DEI Cuts Underscore Need for Workplace Advocates
Despite recent positive Disability Equity and Inclusion (DEI) policies across big business, accommodating workplaces are trending downward. NBC News reported a concerning trend for this year: DEI role cutbacks will continue in 2023. A wave of change that seemed to point to a new standard of inclusion in 2020 has taken a significant tumble. The attrition rate for DEI roles was 33% at the end of 2022, eroding a 55% jump in these roles two years earlier.
During Disability Employment Awareness month, individuals with disabilities may find themselves navigating a work landscape suddenly lacking this crucial pillar of support. However, this challenge presents a leadership opportunity in the workplace. Resourceful employers and colleagues have a priceless opportunity to fill the gap.
Stepping Up to the Challenge?
While these unfortunate cutbacks will lead to a reduction in opportunities for many working with disabilities, an upsurge in inclusive advocacy could reveal itself among coworkers. With the recent wave of inclusion support came new workers with different needs. This provides everyone an opportunity to reevaluate and innovate workplace practices for the sake of their new colleagues.
One advocate who echoes this belief is Bona Fide’s own disability rights advocate, Tina Tyko. Although formal DEI roles are receding, meaningful change can arise from each individual’s commitment to fostering an inclusive culture. Tina notes, “Culture is created by the words and actions embraced by a group,” emphasizing that an inclusive company culture is really in the hands of each individual and what they choose to embrace collectively.
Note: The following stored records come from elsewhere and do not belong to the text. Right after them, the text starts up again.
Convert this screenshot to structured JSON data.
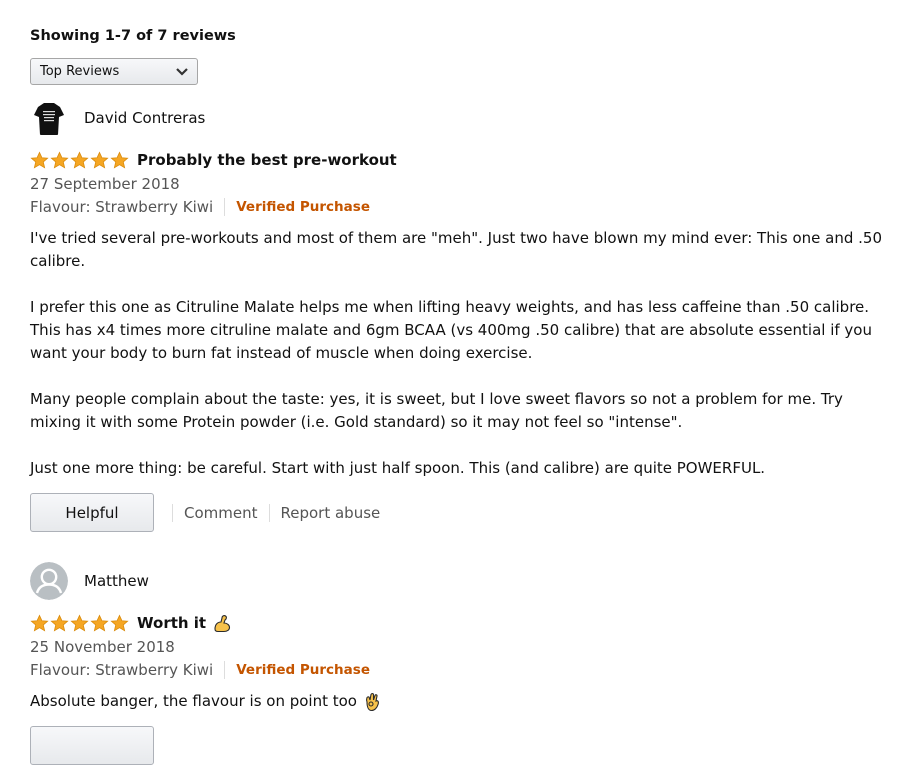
{
  "header": {
    "summary": "Showing 1-7 of 7 reviews",
    "sort_selected": "Top Reviews"
  },
  "reviews": [
    {
      "author": "David Contreras",
      "avatar_icon": "tshirt-photo-avatar",
      "rating": 5,
      "title": "Probably the best pre-workout",
      "title_emoji": "",
      "date": "27 September 2018",
      "flavour": "Flavour: Strawberry Kiwi",
      "verified": "Verified Purchase",
      "paragraphs": [
        "I've tried several pre-workouts and most of them are \"meh\". Just two have blown my mind ever: This one and .50 calibre.",
        "I prefer this one as Citruline Malate helps me when lifting heavy weights, and has less caffeine than .50 calibre. This has x4 times more citruline malate and 6gm BCAA (vs 400mg .50 calibre) that are absolute essential if you want your body to burn fat instead of muscle when doing exercise.",
        "Many people complain about the taste: yes, it is sweet, but I love sweet flavors so not a problem for me. Try mixing it with some Protein powder (i.e. Gold standard) so it may not feel so \"intense\".",
        "Just one more thing: be careful. Start with just half spoon. This (and calibre) are quite POWERFUL."
      ],
      "helpful_label": "Helpful",
      "comment_label": "Comment",
      "report_label": "Report abuse"
    },
    {
      "author": "Matthew",
      "avatar_icon": "default-user-avatar",
      "rating": 5,
      "title": "Worth it",
      "title_emoji": "flexed-biceps-emoji",
      "date": "25 November 2018",
      "flavour": "Flavour: Strawberry Kiwi",
      "verified": "Verified Purchase",
      "paragraphs": [
        "Absolute banger, the flavour is on point too"
      ],
      "body_emoji": "ok-hand-emoji"
    }
  ],
  "colors": {
    "star": "#f5a623",
    "verified": "#c45500",
    "muted_text": "#555555"
  }
}
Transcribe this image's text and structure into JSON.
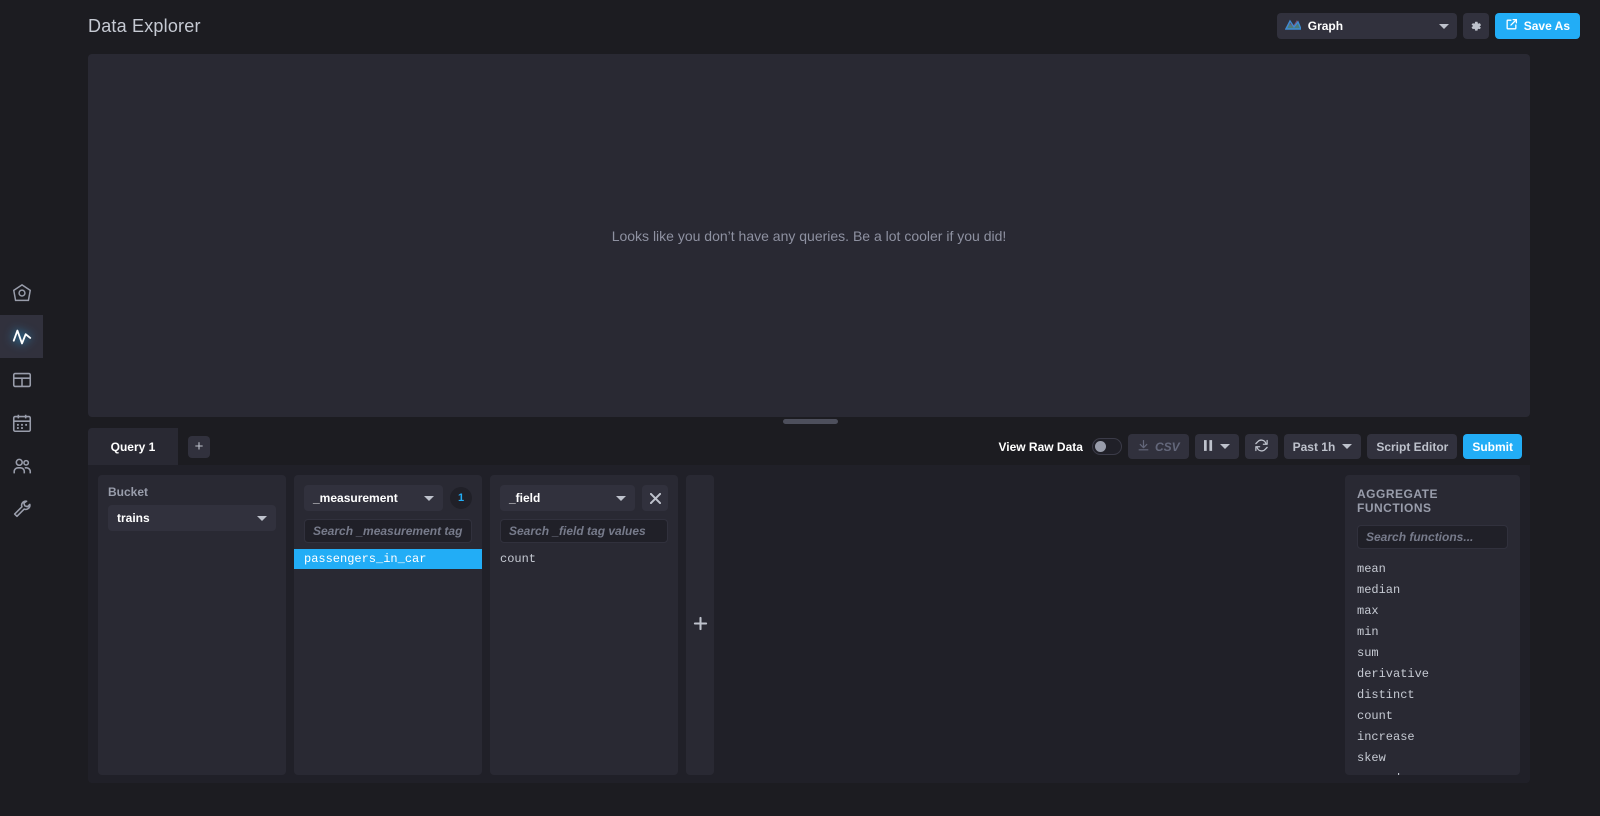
{
  "header": {
    "title": "Data Explorer",
    "viz_selector": {
      "label": "Graph",
      "icon": "area-chart-icon"
    },
    "settings_icon": "gear-icon",
    "save_as_label": "Save As",
    "save_as_icon": "export-icon",
    "accent_color": "#22adf6"
  },
  "nav": {
    "items": [
      {
        "name": "data-icon",
        "label": "Data",
        "active": false
      },
      {
        "name": "explore-icon",
        "label": "Explore",
        "active": true
      },
      {
        "name": "dashboards-icon",
        "label": "Dashboards",
        "active": false
      },
      {
        "name": "tasks-icon",
        "label": "Tasks",
        "active": false
      },
      {
        "name": "organizations-icon",
        "label": "Organizations",
        "active": false
      },
      {
        "name": "settings-wrench-icon",
        "label": "Settings",
        "active": false
      }
    ]
  },
  "graph": {
    "empty_message": "Looks like you don’t have any queries. Be a lot cooler if you did!"
  },
  "query_bar": {
    "tab_label": "Query 1",
    "add_query_label": "+",
    "view_raw_data_label": "View Raw Data",
    "view_raw_data_on": false,
    "csv_label": "CSV",
    "pause_label": "❙❙",
    "refresh_icon": "refresh-icon",
    "time_range_label": "Past 1h",
    "script_editor_label": "Script Editor",
    "submit_label": "Submit"
  },
  "builder": {
    "bucket": {
      "label": "Bucket",
      "selected": "trains"
    },
    "columns": [
      {
        "key_label": "_measurement",
        "count": "1",
        "search_placeholder": "Search _measurement tag values",
        "has_remove": false,
        "values": [
          {
            "text": "passengers_in_car",
            "selected": true
          }
        ]
      },
      {
        "key_label": "_field",
        "count": null,
        "search_placeholder": "Search _field tag values",
        "has_remove": true,
        "remove_icon": "close-icon",
        "values": [
          {
            "text": "count",
            "selected": false
          }
        ]
      }
    ],
    "add_column_label": "+"
  },
  "aggregate": {
    "title": "AGGREGATE FUNCTIONS",
    "search_placeholder": "Search functions...",
    "functions": [
      "mean",
      "median",
      "max",
      "min",
      "sum",
      "derivative",
      "distinct",
      "count",
      "increase",
      "skew",
      "spread"
    ]
  }
}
This is especially important when a person working with a disability needs help but fears asking for it. Historically, people working with disabilities have faced significant discrimination. Many will choose to quietly work in discomfort or outright pain to avoid being considered a burden to their employers. But empathetic and supportive coworkers can take the initiative to reach out and speak up for people working in often unintentionally difficult workplaces.
Creativity in an Inclusive Workplace
With the diverse spectrum of disabilities, accommodations must be versatile. But that doesn’t always mean large-scale changes like wheelchair ramps or spacious cubicles. Often, the needs of the individual coupled with the unique characteristics of a workplace demand smaller and creative solutions.
Attentive managers and supervisors can demonstrate their interest in the well-being of their staff by taking the time to speak with them and ascertain if their needs are being met. If they’re not, discovering solutions by working together can build loyalty and a sense of care by the employer. This investment can lead to increases in the productivity and happiness of their staff.
And often, most accommodations are much easier than people would expect. Tina recommends simpler, smaller modifications that can enhance functional navigation for people with disabilities. For instance, adopting braille keyboards and standardizing layouts across office spaces can significantly ease navigation for visually impaired employees. Swapping florescent lightbulbs with LED’s can reduce the suffering of people prone to migraines or vision problems.
Similarly, standardizing cubicle layouts to accommodate wheelchairs, or shifting work hours to align with public transportation schedules can improve accessibility and work-life balance for employees. “Having alternate hours has been proven to increase productivity since it relieves the stress of those needing to use public transportation,” Tina points out.
In the age of digitization, technology can also play a potent role in accommodating different needs. For those with intellectual disabilities, Tina suggests recording video tutorials or creating photographic guides to provide step-by-step assistance. Such relatively simple measures can vastly boost the confidence and independence of these employees.
DEI Cuts Eliminate a Role, Not a Need
Ultimately, while DEI cutbacks may eliminate a role, it doesn’t eliminate the need. Innovation and ingenuity motivated by kind consideration of the needs of others is the spirit of inclusive practice. Organizations and employers that embrace that spirit by crafting better accommodations create a more enjoyable workplace culture for everyone.
Underlying these changes is the recognition that disability advocacy isn’t isolated to a single role or department, but can and should be incorporated into the fabric of the workplace. And despite the changing tides, an unwavering pursuit of equality and inclusion can continue.
Bona Fide Conglomerate is an AbilityOne contractor employing people with severe disabilities.